Helen Simpson (born 1957) is an English novelist and short story writer.
She was born in Bristol, in the West of England, and grew up first in Wealdstone then in a suburb of Croydon where she went to a girls' school. Her mother was a primary-school teacher and her father was a naval architect who later taught. The first from her family to go to university, she read English at Oxford University where she wrote a thesis on Restoration farce.
She worked at Vogue for five years before her success in writing short stories meant she could afford to leave and concentrate full-time on her writing. Her first collection, Four Bare Legs in a Bed and Other Stories, 1990, won the Somerset Maugham Award and the Sunday Times Young Writer of the Year Award, and was followed by a second collection, Dear George, in 1995. Hey Yeah Right Get A Life, 2000, a series of interlinked stories, won the Hawthornden Prize, and was renamed Getting a Life for its US publication. She was awarded the E.M. Forster Award in 2002 by the American Academy of Arts and Letters. Her most recent story collections are: Constitutional (2005), renamed In the Driver's Seat for its US publication; In-Flight Entertainment (2010); and Cockfosters (2015). A Bunch of Fives: Selected Stories was published in 2012.

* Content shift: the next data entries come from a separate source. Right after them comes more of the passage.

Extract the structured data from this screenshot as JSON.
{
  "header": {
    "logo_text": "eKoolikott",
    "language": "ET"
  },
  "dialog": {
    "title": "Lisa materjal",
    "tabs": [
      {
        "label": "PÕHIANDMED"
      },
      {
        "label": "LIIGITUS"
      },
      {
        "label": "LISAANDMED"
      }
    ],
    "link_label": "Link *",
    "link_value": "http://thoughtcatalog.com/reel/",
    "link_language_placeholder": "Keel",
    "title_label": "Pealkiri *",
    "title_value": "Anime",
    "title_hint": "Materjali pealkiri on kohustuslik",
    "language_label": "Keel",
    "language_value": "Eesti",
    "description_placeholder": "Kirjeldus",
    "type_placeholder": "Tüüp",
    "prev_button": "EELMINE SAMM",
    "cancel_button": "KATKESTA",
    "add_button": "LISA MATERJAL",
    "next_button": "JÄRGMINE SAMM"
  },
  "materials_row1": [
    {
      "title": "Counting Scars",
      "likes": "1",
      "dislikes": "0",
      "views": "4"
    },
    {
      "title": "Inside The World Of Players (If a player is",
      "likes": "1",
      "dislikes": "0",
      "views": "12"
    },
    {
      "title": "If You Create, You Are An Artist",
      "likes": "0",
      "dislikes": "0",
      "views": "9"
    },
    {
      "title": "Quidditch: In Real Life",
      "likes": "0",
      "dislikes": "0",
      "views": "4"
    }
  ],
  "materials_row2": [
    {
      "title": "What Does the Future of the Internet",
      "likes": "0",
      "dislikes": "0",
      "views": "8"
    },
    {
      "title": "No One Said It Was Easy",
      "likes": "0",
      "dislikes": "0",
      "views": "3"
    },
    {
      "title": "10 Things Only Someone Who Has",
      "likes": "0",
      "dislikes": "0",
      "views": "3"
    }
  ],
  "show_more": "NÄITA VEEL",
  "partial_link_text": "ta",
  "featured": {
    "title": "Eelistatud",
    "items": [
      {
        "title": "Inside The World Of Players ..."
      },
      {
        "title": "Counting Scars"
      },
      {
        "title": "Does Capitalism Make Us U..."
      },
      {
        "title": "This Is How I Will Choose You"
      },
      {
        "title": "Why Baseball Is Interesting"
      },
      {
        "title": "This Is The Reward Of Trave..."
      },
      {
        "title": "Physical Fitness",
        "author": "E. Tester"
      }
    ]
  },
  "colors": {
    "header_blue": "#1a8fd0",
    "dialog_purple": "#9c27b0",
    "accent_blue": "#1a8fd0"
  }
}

In 1993, she was selected as one of Granta's top 20 novelists under the age of 40.
In 2009, she donated the short story The Tipping Point to Oxfam's 'Ox-Tales' project, four collections of UK stories written by 38 authors. Her story was published in the 'Air' collection. She was a writer-in-residence for the charity First Story.
In 2011, she was awarded a PEN/O.Henry Prize for her story "Diary of an Interesting Year". She is a Fellow of the Royal Society of Literature.